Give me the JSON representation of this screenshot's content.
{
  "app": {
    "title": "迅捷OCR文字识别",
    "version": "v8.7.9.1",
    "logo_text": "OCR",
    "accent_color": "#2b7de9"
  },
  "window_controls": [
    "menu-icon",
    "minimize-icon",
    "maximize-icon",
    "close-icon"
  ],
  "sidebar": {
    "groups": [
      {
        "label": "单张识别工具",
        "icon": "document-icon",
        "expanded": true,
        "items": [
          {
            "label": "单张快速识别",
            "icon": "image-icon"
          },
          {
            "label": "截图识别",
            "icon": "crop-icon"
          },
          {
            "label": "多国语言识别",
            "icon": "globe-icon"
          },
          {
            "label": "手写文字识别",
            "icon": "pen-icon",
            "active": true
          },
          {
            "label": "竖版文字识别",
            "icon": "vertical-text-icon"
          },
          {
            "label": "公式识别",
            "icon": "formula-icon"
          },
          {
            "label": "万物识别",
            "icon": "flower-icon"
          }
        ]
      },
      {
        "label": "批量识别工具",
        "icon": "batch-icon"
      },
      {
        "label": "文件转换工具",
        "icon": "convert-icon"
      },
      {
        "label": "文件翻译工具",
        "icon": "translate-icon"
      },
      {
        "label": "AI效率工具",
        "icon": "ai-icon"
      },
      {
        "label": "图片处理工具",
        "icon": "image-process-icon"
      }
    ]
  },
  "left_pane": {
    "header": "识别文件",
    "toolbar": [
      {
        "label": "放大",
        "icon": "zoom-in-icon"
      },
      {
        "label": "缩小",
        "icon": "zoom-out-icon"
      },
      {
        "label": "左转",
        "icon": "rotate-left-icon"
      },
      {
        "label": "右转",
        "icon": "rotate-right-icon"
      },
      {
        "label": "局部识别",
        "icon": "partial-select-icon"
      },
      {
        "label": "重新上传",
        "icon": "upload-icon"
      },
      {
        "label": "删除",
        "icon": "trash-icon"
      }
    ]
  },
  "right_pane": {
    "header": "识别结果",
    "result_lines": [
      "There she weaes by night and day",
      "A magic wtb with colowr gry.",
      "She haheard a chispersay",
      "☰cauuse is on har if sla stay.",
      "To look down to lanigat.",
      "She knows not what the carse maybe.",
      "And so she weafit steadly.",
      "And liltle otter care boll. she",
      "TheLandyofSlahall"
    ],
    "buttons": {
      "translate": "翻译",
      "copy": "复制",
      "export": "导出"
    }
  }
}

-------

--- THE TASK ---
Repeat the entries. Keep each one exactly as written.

--- TASK RESPONSE ---
Give me the JSON representation of this screenshot's content.
{
  "app": {
    "title": "迅捷OCR文字识别",
    "version": "v8.7.9.1",
    "logo_text": "OCR",
    "accent_color": "#2b7de9"
  },
  "window_controls": [
    "menu-icon",
    "minimize-icon",
    "maximize-icon",
    "close-icon"
  ],
  "sidebar": {
    "groups": [
      {
        "label": "单张识别工具",
        "icon": "document-icon",
        "expanded": true,
        "items": [
          {
            "label": "单张快速识别",
            "icon": "image-icon"
          },
          {
            "label": "截图识别",
            "icon": "crop-icon"
          },
          {
            "label": "多国语言识别",
            "icon": "globe-icon"
          },
          {
            "label": "手写文字识别",
            "icon": "pen-icon",
            "active": true
          },
          {
            "label": "竖版文字识别",
            "icon": "vertical-text-icon"
          },
          {
            "label": "公式识别",
            "icon": "formula-icon"
          },
          {
            "label": "万物识别",
            "icon": "flower-icon"
          }
        ]
      },
      {
        "label": "批量识别工具",
        "icon": "batch-icon"
      },
      {
        "label": "文件转换工具",
        "icon": "convert-icon"
      },
      {
        "label": "文件翻译工具",
        "icon": "translate-icon"
      },
      {
        "label": "AI效率工具",
        "icon": "ai-icon"
      },
      {
        "label": "图片处理工具",
        "icon": "image-process-icon"
      }
    ]
  },
  "left_pane": {
    "header": "识别文件",
    "toolbar": [
      {
        "label": "放大",
        "icon": "zoom-in-icon"
      },
      {
        "label": "缩小",
        "icon": "zoom-out-icon"
      },
      {
        "label": "左转",
        "icon": "rotate-left-icon"
      },
      {
        "label": "右转",
        "icon": "rotate-right-icon"
      },
      {
        "label": "局部识别",
        "icon": "partial-select-icon"
      },
      {
        "label": "重新上传",
        "icon": "upload-icon"
      },
      {
        "label": "删除",
        "icon": "trash-icon"
      }
    ]
  },
  "right_pane": {
    "header": "识别结果",
    "result_lines": [
      "There she weaes by night and day",
      "A magic wtb with colowr gry.",
      "She haheard a chispersay",
      "☰cauuse is on har if sla stay.",
      "To look down to lanigat.",
      "She knows not what the carse maybe.",
      "And so she weafit steadly.",
      "And liltle otter care boll. she",
      "TheLandyofSlahall"
    ],
    "buttons": {
      "translate": "翻译",
      "copy": "复制",
      "export": "导出"
    }
  }
}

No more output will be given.